In the book’s final chapter of the book after I spend a lot of time talking about different solutions that are advocated, I call for a universal policy of federal student loan forgiveness, which is not as radical as it sounds. Every president since Nixon has engaged in a widespread forgiveness or amnesty program, like Ford and Carter granting forgiveness to Vietnam War draft dodgers, Reagan signing a bill for undocumented immigrants to be granted legal status, and George W. Bush providing a modest mortgage loan forgiveness program during the financial crisis of 2008. All that would be missing for such a program to take root today is political will.
Income-based repayment allows people to only pay a portion of what they can afford to pay and based on a formula, but it doesn’t allow them to pay down the principal. It doesn’t necessarily cover the interest payments, so the principal can keep growing. It does forgive the balance of the debt after twenty-five years, but right now that forgiveness would be treated as income for one taxable year, so it doesn’t help everyone.
Another proposal, by Elizabeth Warren and others, called for the first $50,000 of federally-held student debt to be forgiven. That would help the vast majority of student debtors.

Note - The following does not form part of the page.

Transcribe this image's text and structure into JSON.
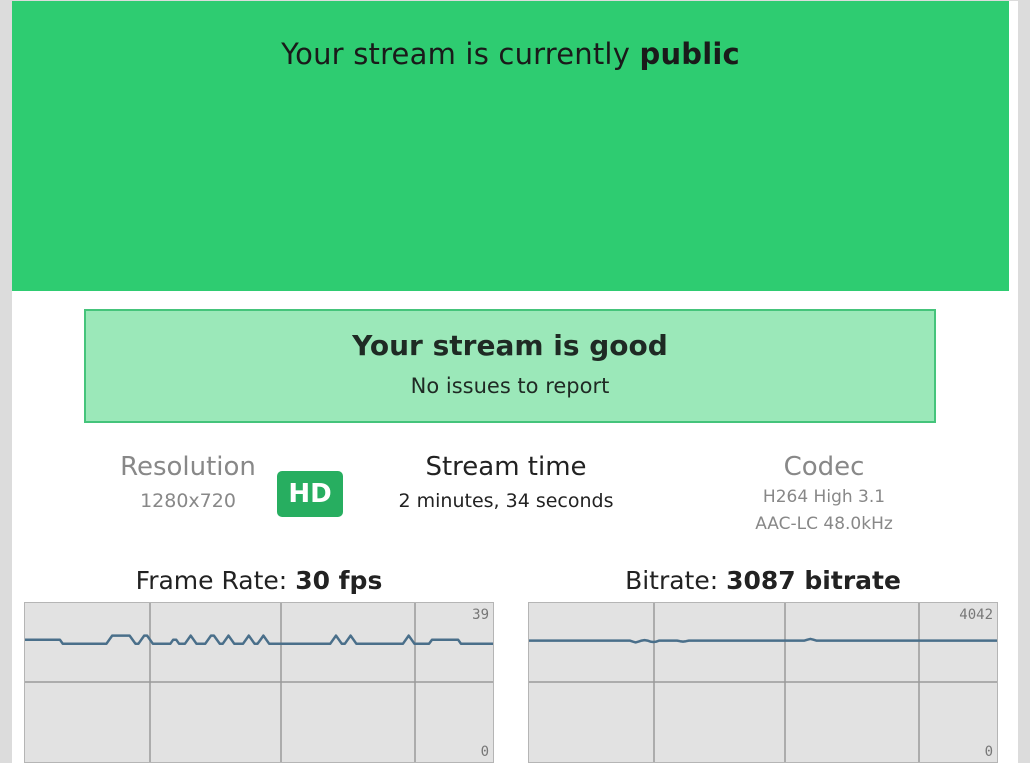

Cancellation or forgiveness of the vast majority of student debt that’s held by the federal government it simply is the right financial, economic, political, and social choice. President Biden has signaled that he is open to some degree of student loan debt forgiveness, but unfortunately even the most modest proposal he endorsed, forgiving $10,000 to federal student loan debtors, was very quickly dropped in early federal budget negotiations in 2021. There is hope of a legal route right now, as the courts are currently debating what constitutes an “undue burden” to keep up debt repayments on borrowers who are attempting to discharge their student debt in bankruptcy. As long as there are federal student loan programs that grant loans to students with impunity, especially at for-profit private colleges that advertise on television, this trillion-dollar-plus problem will continue to grow. Only with public pressure from political parties, labor unions, public-interest organizations and independent social movements, all of which are documented thoroughly in the book, will any of these solutions put a stop to this crisis for so many millions of people.
So we’ll see.